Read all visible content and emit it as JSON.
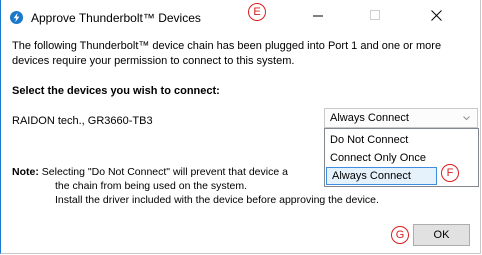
{
  "window": {
    "title": "Approve Thunderbolt™ Devices",
    "icon": "thunderbolt-icon",
    "controls": {
      "minimize": "minimize-icon",
      "maximize": "maximize-icon",
      "close": "close-icon"
    }
  },
  "markers": {
    "e": "E",
    "f": "F",
    "g": "G"
  },
  "content": {
    "description": "The following Thunderbolt™ device chain has been plugged into Port 1 and one or more devices require your permission to connect to this system.",
    "select_heading": "Select the devices you wish to connect:",
    "device_name": "RAIDON tech., GR3660-TB3",
    "connection_select": {
      "value": "Always Connect",
      "options": [
        "Do Not Connect",
        "Connect Only Once",
        "Always Connect"
      ],
      "highlighted": "Always Connect"
    },
    "note": {
      "label": "Note:",
      "line1": "Selecting \"Do Not Connect\" will prevent that device a",
      "line2": "the chain from being used on the system.",
      "line3": "Install the driver included with the device before approving the device."
    }
  },
  "buttons": {
    "ok": "OK"
  },
  "colors": {
    "accent": "#1979ca",
    "marker": "#d81e1e",
    "highlight": "#e5f1fb"
  }
}
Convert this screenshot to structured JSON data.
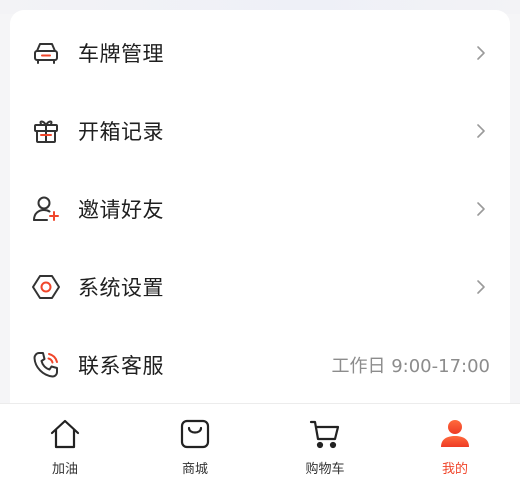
{
  "menu": {
    "items": [
      {
        "label": "车牌管理",
        "icon": "car-plate-icon"
      },
      {
        "label": "开箱记录",
        "icon": "gift-box-icon"
      },
      {
        "label": "邀请好友",
        "icon": "add-friend-icon"
      },
      {
        "label": "系统设置",
        "icon": "settings-hexagon-icon"
      },
      {
        "label": "联系客服",
        "icon": "phone-icon",
        "extra": "工作日 9:00-17:00"
      }
    ]
  },
  "tabbar": {
    "tabs": [
      {
        "label": "加油",
        "icon": "home-icon"
      },
      {
        "label": "商城",
        "icon": "shopping-bag-icon"
      },
      {
        "label": "购物车",
        "icon": "cart-icon"
      },
      {
        "label": "我的",
        "icon": "user-icon",
        "active": true
      }
    ]
  },
  "colors": {
    "accent": "#f0462b",
    "icon_dark": "#333333",
    "text_primary": "#1f1f1f",
    "text_secondary": "#8c8c8c"
  }
}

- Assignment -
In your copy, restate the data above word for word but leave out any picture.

- Answer section -
Read all visible content and emit it as JSON.
{
  "window": {
    "title": "Approve Thunderbolt™ Devices",
    "icon": "thunderbolt-icon",
    "controls": {
      "minimize": "minimize-icon",
      "maximize": "maximize-icon",
      "close": "close-icon"
    }
  },
  "markers": {
    "e": "E",
    "f": "F",
    "g": "G"
  },
  "content": {
    "description": "The following Thunderbolt™ device chain has been plugged into Port 1 and one or more devices require your permission to connect to this system.",
    "select_heading": "Select the devices you wish to connect:",
    "device_name": "RAIDON tech., GR3660-TB3",
    "connection_select": {
      "value": "Always Connect",
      "options": [
        "Do Not Connect",
        "Connect Only Once",
        "Always Connect"
      ],
      "highlighted": "Always Connect"
    },
    "note": {
      "label": "Note:",
      "line1": "Selecting \"Do Not Connect\" will prevent that device a",
      "line2": "the chain from being used on the system.",
      "line3": "Install the driver included with the device before approving the device."
    }
  },
  "buttons": {
    "ok": "OK"
  },
  "colors": {
    "accent": "#1979ca",
    "marker": "#d81e1e",
    "highlight": "#e5f1fb"
  }
}
Convert this screenshot to structured JSON data.
{
  "menu": {
    "items": [
      {
        "label": "车牌管理",
        "icon": "car-plate-icon"
      },
      {
        "label": "开箱记录",
        "icon": "gift-box-icon"
      },
      {
        "label": "邀请好友",
        "icon": "add-friend-icon"
      },
      {
        "label": "系统设置",
        "icon": "settings-hexagon-icon"
      },
      {
        "label": "联系客服",
        "icon": "phone-icon",
        "extra": "工作日 9:00-17:00"
      }
    ]
  },
  "tabbar": {
    "tabs": [
      {
        "label": "加油",
        "icon": "home-icon"
      },
      {
        "label": "商城",
        "icon": "shopping-bag-icon"
      },
      {
        "label": "购物车",
        "icon": "cart-icon"
      },
      {
        "label": "我的",
        "icon": "user-icon",
        "active": true
      }
    ]
  },
  "colors": {
    "accent": "#f0462b",
    "icon_dark": "#333333",
    "text_primary": "#1f1f1f",
    "text_secondary": "#8c8c8c"
  }
}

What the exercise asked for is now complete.